|University of Minnesota Health Plan Task Force||January 14, 1998|
|Comparison of Health Insurance Purchasing Alternatives|
|Executive Summary||Introduction||Current Shortcomings||Trends||Alternative Models||Profiles||Retirees||Further Analysis||Summary|
|Appendices: 1, 2, 3, 4, 5, 6, 7, 8||Glossary|
University of Minnesota retirees not eligible for Medicare are required to pay the total premium if they want to continue their health insurance coverage. This University policy is also followed at several large research universities around the country. Other universities do continue to subsidize the health insurance of faculty and staff upon retirement. The universities that are compared include the University of Washington, the University of Michigan, Purdue University, the University of Illinois, Penn State University, the University of Wisconsin, and the University of Iowa. The Toro company is a local employer that was also included because of its novel retiree premium policy.
The University of Washington offers nine health plans to retirees who are not yet eligible for Medicare. These are the same plans available to active University employees. Retirees are responsible for the total premium which ranges from $118.47 to $162.43 per month for single coverage and from $317.82 to $438.71 per month for family coverage. See Appendices 7 and 8 for more comparisons of retiree premiums.
The University of Wisconsin and Purdue University make available several health plans to their retirees, but provide no premium subsidy. Retirees are required to pay the total premium themselves if they choose to continue their coverage. The University of Wisconsin offers an indemnity plan, an HMO plan, and a PPO (preferred provider organization) plan. Total premiums are $185.00, $135.00, and $153.00 for single coverage, respectively. Total premiums are $483.00, $330.00, and $360.00 for family coverage, respectively. Purdue University offers an indemnity plan and an HMO plan. The total premiums for single coverage are $146.00 and $123.00, and $292.00 and $146.00 for family coverage.
The University of Michigan, Pennsylvania State University, the University of Illinois and the University of Iowa do subsidize the total premium for retirees. The University of Michigan offers an indemnity plan, an HMO plan, and a PPO plan. The total premiums for single coverage are $57.00, $116.00, and $150.00, and employee premiums for the three plans are $0.00, $47.00, and $81.00. At Penn State University, retirees can enroll in an indemnity or an HMO plan. The total premiums are $124.00 and $54.00 for single coverage, and $250.00 and $112.00 for family coverage. The employee premiums for the two plans are $6.00 for single coverage and $14.00 for family coverage. The University of Illinois has an indemnity plan, an HMO plan, and a PPO plan. The total premiums for single coverage are $249.00, $170.00, and $182.00, and do not have any employee premium. The total premiums for family coverage are $596.00, $430.00, and $430.00. The employee premiums are $155.00, $108.00, and $108.00, respectively.
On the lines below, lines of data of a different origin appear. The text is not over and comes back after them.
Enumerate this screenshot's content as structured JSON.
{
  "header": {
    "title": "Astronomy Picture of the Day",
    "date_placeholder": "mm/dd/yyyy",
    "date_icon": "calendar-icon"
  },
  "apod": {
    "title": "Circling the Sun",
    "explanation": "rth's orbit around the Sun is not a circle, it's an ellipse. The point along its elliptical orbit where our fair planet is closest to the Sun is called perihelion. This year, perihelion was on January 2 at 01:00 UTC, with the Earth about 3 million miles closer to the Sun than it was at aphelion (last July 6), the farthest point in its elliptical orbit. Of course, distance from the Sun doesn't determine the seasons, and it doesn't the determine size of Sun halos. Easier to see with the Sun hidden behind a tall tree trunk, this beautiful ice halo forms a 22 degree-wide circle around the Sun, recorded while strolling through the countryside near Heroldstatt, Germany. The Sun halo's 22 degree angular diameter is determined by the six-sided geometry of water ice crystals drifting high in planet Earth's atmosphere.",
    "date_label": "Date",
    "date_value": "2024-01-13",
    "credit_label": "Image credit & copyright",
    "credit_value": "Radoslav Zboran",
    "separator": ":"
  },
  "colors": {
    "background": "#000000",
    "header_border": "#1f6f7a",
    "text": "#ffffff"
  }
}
The University of Iowa offers three indemnity plans, primarily because managed care plans do not have significant market penetration in Iowa. The first indemnity plan covers 90% of all medical costs. The second indemnity plan covers 90% of all costs, but also has an $800 deductible. The third indemnity plan covers 80% of all costs. Total premiums for these plans range from $69.00 to $194.00 for single coverage, and $69.00 to $388.00 for family coverage. The University contributes $85.00 towards single and family coverage premiums.
Toro, a local employer, was also included because it has a hybrid retiree premium policy this is notable. Toro employees who have work at least 10 years are eligible for health benefits upon retirement. Until they reach age 62, retirees are responsible for paying the entire total premium of the health plan they choose. Between ages 62 and 65, retirees are required to pay only the employee premium contribution and Toro pays the employer portion as they would for active employees.
To remain competitive with other large research universities, the University may want to consider subsidizing health premiums for retirees across the board or using some variant of Toro’s hybrid policy. See Appendices 7 and 8 for more comparison information on retiree premiums at other major universities.
|Next Section: Further Analysis|